Got a Point-and-Shoot? You Should.

Allaire, 2010
Allaire, 2010

Over the last several weeks, I’ve been writing about taking more control over your camera in order to have more control over your photography and the final appearance of your images. Today, we’re going to do a 180-degree turn, and I’m going to tell you to throw all of that out the window from time to time.

It may sound as though I have something against shooting in automatic, or against compact cameras. I don’t. What I do disagree with is not using those controls when you have them, turning an SLR into an oversized Brownie, or having a point-and-shoot mentality toward photography. I also think that, from a control standpoint, having a degree of control over your settings, knowing what they do, and how/when best to use them can be essential building blocks in becoming a better photographer.

My first cameras – an Imperial Savoy and a Kodak V1253 that I still have (and have used for a handful of images that have appeared on this site) – weren’t the best out there by any stretch of the imagination. Neither granted much control, but at the time, I got them because they were what I could afford. Perhaps more importantly, I simply wanted to photograph things.

With all of that being said, the knobs, dials, and buttons are only one (small) part of an equation with lots of variables. Not least of these variables is composition. Let’s face it, the more variables you remove, the more you can concentrate on what’s left. If photography, stripped to its barest essentials, is all about light and geometry, and you’ve already surrendered most of your control over light, about all you’re left with (with the exception of exposure compensation, which nearly every camera allows you to manipulate) is the geometry, and paying attention to how the available light interacts with that. It encourages paying attention to texture, line, and form, and also gets you used to some of the quirks of exposure (sometimes frustratingly so).

Another variable is just taking photos in the first place. You should always have your camera. An SLR, because of its size, weight, and tendency to call attention to itself, isn’t always a camera you’re going to want to have with you. Many compacts will easily slip into a shirt or jacket pocket, out of sight ’til they’re needed. With the exception of pancake lenses and small primes, you won’t be able to “pocket” much of anything on or about an SLR, and trying to put it in your jacket will just make you look like you should be in the nether reaches of some cathedral or other, ringing the bells.

Another issue, as we discussed earlier in the week, is control – not just controlling the camera, but the control issues we can sometimes have as photographers. The average compact is a control freak’s nightmare; many don’t have manual controls, and they have other limitations as well when it comes to high ISO performance, camera shake at longer focal lengths, inadequate flash… the list goes on and on. I grew frustrated sometimes with those limitations; over time, however, you come to realize that limitations can be something you either obsess over, or use as a learning tool.
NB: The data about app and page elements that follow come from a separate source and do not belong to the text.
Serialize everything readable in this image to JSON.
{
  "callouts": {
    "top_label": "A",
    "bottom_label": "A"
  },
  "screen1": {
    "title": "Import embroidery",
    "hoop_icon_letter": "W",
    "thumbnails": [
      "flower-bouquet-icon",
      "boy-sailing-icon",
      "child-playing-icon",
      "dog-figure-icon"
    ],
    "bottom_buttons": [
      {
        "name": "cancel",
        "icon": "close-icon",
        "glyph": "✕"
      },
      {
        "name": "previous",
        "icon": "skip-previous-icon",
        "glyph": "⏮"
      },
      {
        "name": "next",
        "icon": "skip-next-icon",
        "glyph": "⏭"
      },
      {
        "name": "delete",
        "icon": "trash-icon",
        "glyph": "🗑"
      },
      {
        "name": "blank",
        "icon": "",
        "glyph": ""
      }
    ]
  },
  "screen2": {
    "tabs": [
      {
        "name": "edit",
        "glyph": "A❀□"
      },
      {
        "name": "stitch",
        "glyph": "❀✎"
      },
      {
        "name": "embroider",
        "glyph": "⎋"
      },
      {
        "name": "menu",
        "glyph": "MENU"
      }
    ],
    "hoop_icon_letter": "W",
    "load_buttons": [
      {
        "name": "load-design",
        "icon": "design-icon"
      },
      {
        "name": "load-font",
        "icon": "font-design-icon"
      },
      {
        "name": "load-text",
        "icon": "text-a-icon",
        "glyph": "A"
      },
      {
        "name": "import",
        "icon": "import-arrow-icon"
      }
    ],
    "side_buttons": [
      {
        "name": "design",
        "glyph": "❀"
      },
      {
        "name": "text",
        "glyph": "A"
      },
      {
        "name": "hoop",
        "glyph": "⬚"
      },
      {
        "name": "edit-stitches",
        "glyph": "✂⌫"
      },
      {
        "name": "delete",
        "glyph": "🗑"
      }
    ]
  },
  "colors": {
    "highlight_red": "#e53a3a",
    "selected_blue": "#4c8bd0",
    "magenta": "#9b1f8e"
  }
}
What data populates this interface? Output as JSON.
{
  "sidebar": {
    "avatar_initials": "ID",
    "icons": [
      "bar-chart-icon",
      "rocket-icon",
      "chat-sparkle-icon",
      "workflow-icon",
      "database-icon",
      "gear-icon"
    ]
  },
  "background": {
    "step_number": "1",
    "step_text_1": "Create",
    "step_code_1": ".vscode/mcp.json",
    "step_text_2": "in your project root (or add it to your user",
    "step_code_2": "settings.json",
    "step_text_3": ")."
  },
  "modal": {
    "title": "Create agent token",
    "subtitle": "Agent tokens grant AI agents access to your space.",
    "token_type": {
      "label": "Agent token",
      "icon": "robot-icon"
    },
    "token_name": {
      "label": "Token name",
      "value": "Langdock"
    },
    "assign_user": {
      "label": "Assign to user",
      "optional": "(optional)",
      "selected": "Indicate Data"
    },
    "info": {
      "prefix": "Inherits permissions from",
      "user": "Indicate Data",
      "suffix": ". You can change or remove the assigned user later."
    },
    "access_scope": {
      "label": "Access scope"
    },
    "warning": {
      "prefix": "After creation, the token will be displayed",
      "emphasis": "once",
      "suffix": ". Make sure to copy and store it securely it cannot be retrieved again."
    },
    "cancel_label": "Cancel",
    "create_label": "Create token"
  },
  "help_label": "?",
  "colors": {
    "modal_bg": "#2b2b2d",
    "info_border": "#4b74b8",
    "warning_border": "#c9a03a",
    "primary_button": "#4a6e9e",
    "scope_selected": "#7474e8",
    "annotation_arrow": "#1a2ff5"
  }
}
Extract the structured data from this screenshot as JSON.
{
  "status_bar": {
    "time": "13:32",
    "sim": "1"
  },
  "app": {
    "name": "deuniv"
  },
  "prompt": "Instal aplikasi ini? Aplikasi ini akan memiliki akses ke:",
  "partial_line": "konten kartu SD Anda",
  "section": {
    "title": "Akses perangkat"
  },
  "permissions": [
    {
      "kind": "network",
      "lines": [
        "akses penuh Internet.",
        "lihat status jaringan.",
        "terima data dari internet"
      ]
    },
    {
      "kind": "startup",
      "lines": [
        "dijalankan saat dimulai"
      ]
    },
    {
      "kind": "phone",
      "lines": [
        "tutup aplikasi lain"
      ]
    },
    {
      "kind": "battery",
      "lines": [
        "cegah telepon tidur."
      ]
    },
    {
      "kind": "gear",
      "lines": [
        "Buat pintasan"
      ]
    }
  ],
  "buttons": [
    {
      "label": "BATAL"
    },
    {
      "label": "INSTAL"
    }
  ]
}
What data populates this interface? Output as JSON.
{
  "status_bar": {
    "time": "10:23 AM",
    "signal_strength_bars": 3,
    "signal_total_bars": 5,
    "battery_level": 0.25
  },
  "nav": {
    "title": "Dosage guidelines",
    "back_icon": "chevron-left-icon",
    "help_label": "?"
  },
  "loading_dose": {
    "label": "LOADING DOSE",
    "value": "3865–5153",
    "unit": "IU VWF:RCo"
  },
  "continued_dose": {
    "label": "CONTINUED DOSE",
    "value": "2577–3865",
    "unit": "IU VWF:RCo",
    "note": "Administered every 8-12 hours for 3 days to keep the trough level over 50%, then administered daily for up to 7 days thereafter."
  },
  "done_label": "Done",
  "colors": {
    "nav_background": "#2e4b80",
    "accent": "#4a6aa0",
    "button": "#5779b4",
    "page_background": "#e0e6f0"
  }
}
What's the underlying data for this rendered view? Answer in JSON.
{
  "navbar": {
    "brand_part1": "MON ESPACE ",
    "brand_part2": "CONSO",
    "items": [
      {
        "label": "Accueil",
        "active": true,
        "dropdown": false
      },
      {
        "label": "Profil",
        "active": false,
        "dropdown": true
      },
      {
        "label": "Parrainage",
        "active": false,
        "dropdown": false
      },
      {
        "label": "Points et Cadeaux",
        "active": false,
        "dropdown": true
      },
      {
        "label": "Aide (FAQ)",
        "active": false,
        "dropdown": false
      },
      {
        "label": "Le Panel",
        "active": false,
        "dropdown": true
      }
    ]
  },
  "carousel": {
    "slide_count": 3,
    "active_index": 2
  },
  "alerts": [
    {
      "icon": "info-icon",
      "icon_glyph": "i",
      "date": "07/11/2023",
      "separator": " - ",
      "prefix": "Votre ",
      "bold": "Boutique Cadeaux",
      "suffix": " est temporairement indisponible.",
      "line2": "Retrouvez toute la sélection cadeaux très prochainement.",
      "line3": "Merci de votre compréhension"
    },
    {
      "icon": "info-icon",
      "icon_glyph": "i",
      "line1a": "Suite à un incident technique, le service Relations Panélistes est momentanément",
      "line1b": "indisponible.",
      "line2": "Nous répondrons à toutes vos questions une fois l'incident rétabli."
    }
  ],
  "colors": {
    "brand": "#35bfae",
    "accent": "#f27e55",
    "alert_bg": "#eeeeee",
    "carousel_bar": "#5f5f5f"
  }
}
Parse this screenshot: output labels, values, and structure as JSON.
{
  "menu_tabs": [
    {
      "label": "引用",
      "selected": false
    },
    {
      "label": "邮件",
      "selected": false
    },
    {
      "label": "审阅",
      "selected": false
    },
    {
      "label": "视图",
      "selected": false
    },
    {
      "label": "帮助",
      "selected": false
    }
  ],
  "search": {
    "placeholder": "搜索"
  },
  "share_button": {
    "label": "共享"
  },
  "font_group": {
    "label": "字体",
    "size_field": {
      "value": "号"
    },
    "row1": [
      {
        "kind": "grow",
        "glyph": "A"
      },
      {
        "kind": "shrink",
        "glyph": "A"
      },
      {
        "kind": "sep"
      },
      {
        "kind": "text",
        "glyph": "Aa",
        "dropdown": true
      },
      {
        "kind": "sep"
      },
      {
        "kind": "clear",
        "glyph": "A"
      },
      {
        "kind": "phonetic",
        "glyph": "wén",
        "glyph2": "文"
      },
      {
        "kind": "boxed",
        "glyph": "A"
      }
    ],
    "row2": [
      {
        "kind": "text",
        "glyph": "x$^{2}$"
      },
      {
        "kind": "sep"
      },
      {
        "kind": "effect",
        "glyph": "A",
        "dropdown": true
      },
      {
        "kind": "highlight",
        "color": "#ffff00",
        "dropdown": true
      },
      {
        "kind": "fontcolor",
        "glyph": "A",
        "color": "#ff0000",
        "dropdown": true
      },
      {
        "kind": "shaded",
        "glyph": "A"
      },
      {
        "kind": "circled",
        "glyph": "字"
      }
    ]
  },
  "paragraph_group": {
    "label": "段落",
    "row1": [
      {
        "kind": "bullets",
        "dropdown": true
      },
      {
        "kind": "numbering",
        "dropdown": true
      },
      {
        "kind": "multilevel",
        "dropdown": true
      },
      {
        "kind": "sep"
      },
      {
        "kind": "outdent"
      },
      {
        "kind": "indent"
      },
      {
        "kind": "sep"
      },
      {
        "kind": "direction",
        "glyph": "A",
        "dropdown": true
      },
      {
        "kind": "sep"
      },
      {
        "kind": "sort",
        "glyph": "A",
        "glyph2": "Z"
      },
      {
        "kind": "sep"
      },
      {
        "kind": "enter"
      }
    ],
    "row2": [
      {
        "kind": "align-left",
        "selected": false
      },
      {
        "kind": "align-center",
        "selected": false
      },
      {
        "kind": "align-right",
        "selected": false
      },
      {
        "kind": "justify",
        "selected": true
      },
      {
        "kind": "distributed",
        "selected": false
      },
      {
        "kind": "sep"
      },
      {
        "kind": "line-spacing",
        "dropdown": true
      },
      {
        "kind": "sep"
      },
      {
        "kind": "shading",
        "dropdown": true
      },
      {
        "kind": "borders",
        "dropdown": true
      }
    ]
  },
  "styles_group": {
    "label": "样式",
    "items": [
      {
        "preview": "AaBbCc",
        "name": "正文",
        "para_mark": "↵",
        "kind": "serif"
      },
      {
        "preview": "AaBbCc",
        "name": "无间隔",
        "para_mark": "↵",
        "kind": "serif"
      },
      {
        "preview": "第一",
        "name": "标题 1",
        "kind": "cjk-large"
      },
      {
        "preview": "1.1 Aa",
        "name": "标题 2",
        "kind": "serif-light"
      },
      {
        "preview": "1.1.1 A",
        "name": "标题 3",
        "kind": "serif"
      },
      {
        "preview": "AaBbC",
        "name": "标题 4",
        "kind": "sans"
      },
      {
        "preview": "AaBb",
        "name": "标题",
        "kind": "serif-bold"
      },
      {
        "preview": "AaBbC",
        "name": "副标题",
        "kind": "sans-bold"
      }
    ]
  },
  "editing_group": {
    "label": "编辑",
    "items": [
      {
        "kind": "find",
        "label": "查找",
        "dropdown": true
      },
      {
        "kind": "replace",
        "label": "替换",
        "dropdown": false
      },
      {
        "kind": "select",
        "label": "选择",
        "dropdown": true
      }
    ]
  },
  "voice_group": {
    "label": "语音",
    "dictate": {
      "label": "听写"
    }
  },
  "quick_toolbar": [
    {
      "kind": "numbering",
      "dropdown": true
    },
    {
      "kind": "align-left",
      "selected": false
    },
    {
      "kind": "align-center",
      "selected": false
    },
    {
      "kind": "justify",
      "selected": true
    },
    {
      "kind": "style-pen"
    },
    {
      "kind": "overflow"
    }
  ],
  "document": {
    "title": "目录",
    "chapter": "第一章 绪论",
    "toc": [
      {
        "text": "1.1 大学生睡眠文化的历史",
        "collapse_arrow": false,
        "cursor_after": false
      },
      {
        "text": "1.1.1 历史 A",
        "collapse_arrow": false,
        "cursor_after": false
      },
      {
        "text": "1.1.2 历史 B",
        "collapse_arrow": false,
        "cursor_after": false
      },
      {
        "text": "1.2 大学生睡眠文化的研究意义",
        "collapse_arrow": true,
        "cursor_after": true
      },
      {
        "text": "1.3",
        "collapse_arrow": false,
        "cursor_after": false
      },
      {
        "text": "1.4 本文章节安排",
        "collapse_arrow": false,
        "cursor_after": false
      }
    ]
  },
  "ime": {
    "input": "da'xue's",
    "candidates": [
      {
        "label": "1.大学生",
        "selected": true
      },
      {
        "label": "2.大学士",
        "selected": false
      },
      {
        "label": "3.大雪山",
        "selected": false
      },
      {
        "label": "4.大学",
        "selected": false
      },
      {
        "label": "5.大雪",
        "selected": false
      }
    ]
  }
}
I chose to do the latter, and to try to get the most out of what I had. Instead of worrying about ISO or flash (neither of which the Kodak does very well), I was free to concentrate more on composition. If you can’t zoom to 300mm (to say nothing of the ridiculously long 600-800mm equivalent range on some current superzoom models), you can either whine, or learn new ways of seeing things closer to you, also paying closer attention to how you frame the shot when you can’t rely on the zoom to do all of the work.

If you’re wondering what your first camera should be, or if you’ve already long since made the jump to a system camera of some sort (SLR, micro 4/3, or anything else with interchangeable lenses), don’t neglect an automatic compact. I’m not about to give up my SLR, but neither would I give up my compact. It’s a fantastic learning tool, and its simplicity allows you to forget for a while about the technical stuff, and get back to focusing on what makes a good photo.

The First 10,000 runs on passion (and an awful lot of caffeine). Buy me a coffee.